Exercise:
Restate the listing below word for word.

++++++++++

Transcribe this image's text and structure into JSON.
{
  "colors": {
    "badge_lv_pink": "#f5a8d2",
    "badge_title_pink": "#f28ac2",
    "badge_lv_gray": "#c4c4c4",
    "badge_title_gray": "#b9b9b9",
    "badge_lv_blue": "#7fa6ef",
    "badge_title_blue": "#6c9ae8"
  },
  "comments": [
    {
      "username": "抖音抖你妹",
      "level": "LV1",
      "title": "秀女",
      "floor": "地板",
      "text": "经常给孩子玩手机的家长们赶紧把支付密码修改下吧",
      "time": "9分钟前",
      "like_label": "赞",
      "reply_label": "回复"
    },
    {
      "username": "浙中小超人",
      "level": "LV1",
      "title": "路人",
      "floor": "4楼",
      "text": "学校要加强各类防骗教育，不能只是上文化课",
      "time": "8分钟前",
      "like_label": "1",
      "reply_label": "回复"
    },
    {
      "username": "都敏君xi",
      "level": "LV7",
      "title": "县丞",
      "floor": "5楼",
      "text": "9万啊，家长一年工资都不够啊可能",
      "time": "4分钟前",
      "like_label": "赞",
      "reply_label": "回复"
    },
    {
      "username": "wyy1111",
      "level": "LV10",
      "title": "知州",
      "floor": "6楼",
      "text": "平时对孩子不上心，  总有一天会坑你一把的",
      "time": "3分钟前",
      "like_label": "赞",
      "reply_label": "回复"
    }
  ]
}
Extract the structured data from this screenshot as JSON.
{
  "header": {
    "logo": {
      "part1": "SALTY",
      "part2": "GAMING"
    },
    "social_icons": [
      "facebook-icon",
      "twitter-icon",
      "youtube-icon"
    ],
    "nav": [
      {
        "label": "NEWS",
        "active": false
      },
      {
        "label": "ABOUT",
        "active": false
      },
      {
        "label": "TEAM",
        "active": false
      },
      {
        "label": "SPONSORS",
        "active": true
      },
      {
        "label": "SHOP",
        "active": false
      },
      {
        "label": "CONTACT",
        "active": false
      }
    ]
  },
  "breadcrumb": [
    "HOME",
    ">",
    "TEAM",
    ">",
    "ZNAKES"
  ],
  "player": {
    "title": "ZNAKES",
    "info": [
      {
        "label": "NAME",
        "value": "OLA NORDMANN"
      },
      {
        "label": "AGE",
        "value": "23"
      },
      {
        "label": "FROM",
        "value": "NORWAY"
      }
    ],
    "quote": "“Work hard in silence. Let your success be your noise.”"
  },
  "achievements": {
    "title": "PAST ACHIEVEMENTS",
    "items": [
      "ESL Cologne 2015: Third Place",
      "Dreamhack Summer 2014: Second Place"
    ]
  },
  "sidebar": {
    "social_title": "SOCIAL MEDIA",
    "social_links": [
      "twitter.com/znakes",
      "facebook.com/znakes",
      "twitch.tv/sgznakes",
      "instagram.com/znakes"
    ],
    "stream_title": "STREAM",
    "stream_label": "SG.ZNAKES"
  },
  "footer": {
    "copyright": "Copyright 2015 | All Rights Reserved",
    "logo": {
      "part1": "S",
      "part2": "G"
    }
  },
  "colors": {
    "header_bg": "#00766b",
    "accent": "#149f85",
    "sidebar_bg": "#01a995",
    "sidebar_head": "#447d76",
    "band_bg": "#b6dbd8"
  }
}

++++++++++

Exercise result:
Transcribe this image's text and structure into JSON.
{
  "colors": {
    "badge_lv_pink": "#f5a8d2",
    "badge_title_pink": "#f28ac2",
    "badge_lv_gray": "#c4c4c4",
    "badge_title_gray": "#b9b9b9",
    "badge_lv_blue": "#7fa6ef",
    "badge_title_blue": "#6c9ae8"
  },
  "comments": [
    {
      "username": "抖音抖你妹",
      "level": "LV1",
      "title": "秀女",
      "floor": "地板",
      "text": "经常给孩子玩手机的家长们赶紧把支付密码修改下吧",
      "time": "9分钟前",
      "like_label": "赞",
      "reply_label": "回复"
    },
    {
      "username": "浙中小超人",
      "level": "LV1",
      "title": "路人",
      "floor": "4楼",
      "text": "学校要加强各类防骗教育，不能只是上文化课",
      "time": "8分钟前",
      "like_label": "1",
      "reply_label": "回复"
    },
    {
      "username": "都敏君xi",
      "level": "LV7",
      "title": "县丞",
      "floor": "5楼",
      "text": "9万啊，家长一年工资都不够啊可能",
      "time": "4分钟前",
      "like_label": "赞",
      "reply_label": "回复"
    },
    {
      "username": "wyy1111",
      "level": "LV10",
      "title": "知州",
      "floor": "6楼",
      "text": "平时对孩子不上心，  总有一天会坑你一把的",
      "time": "3分钟前",
      "like_label": "赞",
      "reply_label": "回复"
    }
  ]
}
Extract the structured data from this screenshot as JSON.
{
  "header": {
    "logo": {
      "part1": "SALTY",
      "part2": "GAMING"
    },
    "social_icons": [
      "facebook-icon",
      "twitter-icon",
      "youtube-icon"
    ],
    "nav": [
      {
        "label": "NEWS",
        "active": false
      },
      {
        "label": "ABOUT",
        "active": false
      },
      {
        "label": "TEAM",
        "active": false
      },
      {
        "label": "SPONSORS",
        "active": true
      },
      {
        "label": "SHOP",
        "active": false
      },
      {
        "label": "CONTACT",
        "active": false
      }
    ]
  },
  "breadcrumb": [
    "HOME",
    ">",
    "TEAM",
    ">",
    "ZNAKES"
  ],
  "player": {
    "title": "ZNAKES",
    "info": [
      {
        "label": "NAME",
        "value": "OLA NORDMANN"
      },
      {
        "label": "AGE",
        "value": "23"
      },
      {
        "label": "FROM",
        "value": "NORWAY"
      }
    ],
    "quote": "“Work hard in silence. Let your success be your noise.”"
  },
  "achievements": {
    "title": "PAST ACHIEVEMENTS",
    "items": [
      "ESL Cologne 2015: Third Place",
      "Dreamhack Summer 2014: Second Place"
    ]
  },
  "sidebar": {
    "social_title": "SOCIAL MEDIA",
    "social_links": [
      "twitter.com/znakes",
      "facebook.com/znakes",
      "twitch.tv/sgznakes",
      "instagram.com/znakes"
    ],
    "stream_title": "STREAM",
    "stream_label": "SG.ZNAKES"
  },
  "footer": {
    "copyright": "Copyright 2015 | All Rights Reserved",
    "logo": {
      "part1": "S",
      "part2": "G"
    }
  },
  "colors": {
    "header_bg": "#00766b",
    "accent": "#149f85",
    "sidebar_bg": "#01a995",
    "sidebar_head": "#447d76",
    "band_bg": "#b6dbd8"
  }
}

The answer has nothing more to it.